>>
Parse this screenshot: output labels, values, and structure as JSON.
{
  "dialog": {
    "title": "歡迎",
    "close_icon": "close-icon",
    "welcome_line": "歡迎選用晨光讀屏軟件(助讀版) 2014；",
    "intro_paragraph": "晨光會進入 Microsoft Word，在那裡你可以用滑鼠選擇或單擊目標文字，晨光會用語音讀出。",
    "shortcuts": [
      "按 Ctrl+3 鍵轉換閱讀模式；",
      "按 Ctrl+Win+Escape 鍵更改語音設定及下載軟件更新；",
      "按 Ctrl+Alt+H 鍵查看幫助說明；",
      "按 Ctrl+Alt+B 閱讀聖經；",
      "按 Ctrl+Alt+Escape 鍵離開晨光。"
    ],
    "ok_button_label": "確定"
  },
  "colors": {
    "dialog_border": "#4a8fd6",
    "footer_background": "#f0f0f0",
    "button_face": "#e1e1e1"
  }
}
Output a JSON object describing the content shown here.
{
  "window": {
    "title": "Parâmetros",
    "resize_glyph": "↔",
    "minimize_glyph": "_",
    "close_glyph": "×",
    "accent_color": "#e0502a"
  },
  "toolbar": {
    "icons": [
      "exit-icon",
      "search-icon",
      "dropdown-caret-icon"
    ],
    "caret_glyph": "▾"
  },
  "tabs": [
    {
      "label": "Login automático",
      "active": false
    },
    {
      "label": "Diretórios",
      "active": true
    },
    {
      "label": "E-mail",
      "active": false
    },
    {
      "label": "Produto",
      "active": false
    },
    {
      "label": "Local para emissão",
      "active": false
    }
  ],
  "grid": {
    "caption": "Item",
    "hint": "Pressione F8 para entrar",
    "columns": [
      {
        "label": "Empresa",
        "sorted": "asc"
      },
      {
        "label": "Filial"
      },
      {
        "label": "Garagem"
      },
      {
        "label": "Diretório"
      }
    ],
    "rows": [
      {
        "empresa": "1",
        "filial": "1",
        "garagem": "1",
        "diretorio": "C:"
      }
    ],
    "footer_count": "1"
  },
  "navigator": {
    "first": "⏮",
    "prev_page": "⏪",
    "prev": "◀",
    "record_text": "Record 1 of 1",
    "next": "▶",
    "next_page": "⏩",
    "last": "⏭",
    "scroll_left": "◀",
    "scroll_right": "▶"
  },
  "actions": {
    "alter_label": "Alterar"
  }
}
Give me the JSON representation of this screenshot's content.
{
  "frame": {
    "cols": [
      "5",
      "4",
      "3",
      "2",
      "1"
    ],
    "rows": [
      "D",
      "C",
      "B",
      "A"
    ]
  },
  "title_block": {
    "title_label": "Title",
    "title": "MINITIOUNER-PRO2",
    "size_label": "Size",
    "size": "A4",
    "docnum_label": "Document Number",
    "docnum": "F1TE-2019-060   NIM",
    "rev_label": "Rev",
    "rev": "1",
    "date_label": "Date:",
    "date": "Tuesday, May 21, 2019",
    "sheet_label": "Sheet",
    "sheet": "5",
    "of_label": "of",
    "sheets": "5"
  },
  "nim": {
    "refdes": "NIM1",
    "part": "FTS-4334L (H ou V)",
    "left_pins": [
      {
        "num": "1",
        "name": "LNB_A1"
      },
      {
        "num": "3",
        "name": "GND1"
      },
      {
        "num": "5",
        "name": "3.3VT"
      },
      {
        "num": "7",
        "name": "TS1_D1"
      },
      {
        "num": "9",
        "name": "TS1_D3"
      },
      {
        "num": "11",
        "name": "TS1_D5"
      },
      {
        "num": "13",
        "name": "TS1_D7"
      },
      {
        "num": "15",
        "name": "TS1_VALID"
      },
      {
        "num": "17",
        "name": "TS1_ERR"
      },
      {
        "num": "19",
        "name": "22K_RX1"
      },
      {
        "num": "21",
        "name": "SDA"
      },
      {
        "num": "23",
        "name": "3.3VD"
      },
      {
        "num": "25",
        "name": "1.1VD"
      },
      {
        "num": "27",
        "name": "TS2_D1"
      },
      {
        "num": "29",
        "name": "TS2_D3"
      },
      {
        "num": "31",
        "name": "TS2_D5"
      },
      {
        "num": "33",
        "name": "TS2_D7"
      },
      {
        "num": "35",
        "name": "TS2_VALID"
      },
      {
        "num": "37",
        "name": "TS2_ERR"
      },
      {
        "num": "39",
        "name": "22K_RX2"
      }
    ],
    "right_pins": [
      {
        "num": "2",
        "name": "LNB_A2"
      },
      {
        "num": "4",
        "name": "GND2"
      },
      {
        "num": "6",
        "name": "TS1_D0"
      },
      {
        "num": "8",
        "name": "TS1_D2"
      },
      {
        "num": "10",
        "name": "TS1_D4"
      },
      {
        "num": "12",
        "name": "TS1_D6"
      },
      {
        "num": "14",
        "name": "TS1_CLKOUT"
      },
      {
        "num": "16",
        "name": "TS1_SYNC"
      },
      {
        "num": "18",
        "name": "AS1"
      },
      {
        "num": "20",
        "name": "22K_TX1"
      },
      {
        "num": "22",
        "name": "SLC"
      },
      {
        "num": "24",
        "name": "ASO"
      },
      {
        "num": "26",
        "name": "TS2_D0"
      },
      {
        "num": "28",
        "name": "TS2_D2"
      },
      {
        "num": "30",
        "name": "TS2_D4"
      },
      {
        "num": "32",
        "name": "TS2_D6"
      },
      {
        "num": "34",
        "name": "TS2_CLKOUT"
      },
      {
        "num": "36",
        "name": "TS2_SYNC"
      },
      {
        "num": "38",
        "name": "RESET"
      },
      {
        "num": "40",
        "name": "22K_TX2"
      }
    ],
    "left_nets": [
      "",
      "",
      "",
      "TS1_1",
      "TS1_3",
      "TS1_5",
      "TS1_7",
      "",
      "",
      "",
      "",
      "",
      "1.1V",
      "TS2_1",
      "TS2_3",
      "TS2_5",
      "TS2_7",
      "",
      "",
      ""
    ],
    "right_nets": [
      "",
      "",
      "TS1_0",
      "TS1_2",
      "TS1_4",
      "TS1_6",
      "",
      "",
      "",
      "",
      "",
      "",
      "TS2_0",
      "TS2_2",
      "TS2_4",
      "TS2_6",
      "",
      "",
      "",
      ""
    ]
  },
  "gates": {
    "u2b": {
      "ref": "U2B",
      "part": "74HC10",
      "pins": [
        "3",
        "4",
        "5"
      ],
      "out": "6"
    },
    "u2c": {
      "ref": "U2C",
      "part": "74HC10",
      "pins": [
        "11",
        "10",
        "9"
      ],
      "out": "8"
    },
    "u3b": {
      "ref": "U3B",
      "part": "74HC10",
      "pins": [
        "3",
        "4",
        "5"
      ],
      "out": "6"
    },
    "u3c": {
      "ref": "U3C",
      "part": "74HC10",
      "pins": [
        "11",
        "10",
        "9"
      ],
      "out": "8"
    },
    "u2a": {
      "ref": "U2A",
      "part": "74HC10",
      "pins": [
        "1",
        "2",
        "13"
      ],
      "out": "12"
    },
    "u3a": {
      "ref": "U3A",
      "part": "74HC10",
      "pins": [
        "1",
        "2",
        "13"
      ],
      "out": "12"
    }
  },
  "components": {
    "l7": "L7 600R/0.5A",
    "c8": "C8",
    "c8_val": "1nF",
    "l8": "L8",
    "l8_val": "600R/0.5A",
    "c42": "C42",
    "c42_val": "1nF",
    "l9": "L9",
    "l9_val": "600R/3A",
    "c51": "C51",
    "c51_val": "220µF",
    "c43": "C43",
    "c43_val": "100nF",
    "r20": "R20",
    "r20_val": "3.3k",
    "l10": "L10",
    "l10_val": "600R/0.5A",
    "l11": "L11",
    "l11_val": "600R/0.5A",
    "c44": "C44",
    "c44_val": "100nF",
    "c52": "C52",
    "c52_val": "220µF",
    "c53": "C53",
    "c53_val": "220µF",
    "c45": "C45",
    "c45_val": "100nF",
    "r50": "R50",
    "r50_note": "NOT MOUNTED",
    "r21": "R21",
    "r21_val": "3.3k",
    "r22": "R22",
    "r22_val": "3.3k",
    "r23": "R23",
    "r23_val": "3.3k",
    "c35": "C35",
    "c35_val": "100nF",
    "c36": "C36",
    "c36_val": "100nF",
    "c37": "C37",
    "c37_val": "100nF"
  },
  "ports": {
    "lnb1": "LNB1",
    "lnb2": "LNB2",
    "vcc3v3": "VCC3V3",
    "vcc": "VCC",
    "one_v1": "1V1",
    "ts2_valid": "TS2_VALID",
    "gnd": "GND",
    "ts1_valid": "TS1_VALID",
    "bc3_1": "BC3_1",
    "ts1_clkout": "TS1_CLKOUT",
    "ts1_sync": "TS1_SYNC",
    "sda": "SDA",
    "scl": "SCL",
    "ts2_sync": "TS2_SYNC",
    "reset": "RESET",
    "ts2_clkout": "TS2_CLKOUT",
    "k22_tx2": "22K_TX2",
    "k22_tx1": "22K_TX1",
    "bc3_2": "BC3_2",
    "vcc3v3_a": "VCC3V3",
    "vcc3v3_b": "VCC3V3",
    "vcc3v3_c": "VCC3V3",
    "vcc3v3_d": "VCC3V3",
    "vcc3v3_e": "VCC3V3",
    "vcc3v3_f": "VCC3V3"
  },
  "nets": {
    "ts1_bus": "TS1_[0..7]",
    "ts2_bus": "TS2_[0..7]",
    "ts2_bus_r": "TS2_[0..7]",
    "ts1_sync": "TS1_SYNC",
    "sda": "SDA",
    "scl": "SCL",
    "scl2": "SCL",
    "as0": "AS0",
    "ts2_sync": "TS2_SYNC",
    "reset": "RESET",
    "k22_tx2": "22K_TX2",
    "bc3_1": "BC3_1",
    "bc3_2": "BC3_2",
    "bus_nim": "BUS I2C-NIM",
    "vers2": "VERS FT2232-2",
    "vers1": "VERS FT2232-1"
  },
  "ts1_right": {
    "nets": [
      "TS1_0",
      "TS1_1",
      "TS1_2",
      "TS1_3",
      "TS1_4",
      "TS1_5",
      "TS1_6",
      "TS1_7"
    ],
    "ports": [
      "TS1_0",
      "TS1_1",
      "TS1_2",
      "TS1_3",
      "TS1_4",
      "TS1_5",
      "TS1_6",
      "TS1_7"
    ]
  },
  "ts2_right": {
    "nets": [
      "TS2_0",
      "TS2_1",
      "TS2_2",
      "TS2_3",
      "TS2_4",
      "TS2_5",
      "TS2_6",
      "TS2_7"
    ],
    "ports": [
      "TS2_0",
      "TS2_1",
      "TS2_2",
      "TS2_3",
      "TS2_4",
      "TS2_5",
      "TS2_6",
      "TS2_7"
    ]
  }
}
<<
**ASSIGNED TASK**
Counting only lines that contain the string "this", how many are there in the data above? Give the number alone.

**THE COMPLETED TASK**
2